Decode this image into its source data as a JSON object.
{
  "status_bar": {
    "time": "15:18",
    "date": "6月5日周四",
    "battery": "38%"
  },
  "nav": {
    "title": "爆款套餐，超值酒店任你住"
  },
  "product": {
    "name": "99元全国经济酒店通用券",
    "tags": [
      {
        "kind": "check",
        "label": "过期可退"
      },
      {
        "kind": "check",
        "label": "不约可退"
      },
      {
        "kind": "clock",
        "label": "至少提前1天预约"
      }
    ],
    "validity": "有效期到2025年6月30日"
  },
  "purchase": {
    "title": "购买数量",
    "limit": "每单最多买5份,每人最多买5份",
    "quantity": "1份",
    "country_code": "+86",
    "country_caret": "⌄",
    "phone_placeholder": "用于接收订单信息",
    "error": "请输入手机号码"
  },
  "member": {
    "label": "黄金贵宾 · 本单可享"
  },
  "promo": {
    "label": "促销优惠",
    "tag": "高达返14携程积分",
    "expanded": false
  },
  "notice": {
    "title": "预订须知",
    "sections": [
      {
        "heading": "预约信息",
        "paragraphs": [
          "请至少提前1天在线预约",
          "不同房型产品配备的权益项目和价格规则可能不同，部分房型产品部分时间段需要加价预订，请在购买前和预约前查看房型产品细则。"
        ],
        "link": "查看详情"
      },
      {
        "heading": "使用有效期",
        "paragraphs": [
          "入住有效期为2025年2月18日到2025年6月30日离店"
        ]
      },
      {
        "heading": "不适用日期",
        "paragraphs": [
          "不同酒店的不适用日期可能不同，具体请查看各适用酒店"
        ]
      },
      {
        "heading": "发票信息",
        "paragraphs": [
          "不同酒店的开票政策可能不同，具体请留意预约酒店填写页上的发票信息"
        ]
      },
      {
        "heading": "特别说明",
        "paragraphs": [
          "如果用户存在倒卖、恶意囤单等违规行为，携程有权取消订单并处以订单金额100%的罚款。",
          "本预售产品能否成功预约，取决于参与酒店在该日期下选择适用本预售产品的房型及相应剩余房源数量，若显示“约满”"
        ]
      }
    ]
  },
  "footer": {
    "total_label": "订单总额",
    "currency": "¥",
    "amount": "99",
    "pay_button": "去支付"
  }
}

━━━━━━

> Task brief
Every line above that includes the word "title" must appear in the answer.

> Exercise solution
    "title": "爆款套餐，超值酒店任你住"
    "title": "购买数量",
    "title": "预订须知",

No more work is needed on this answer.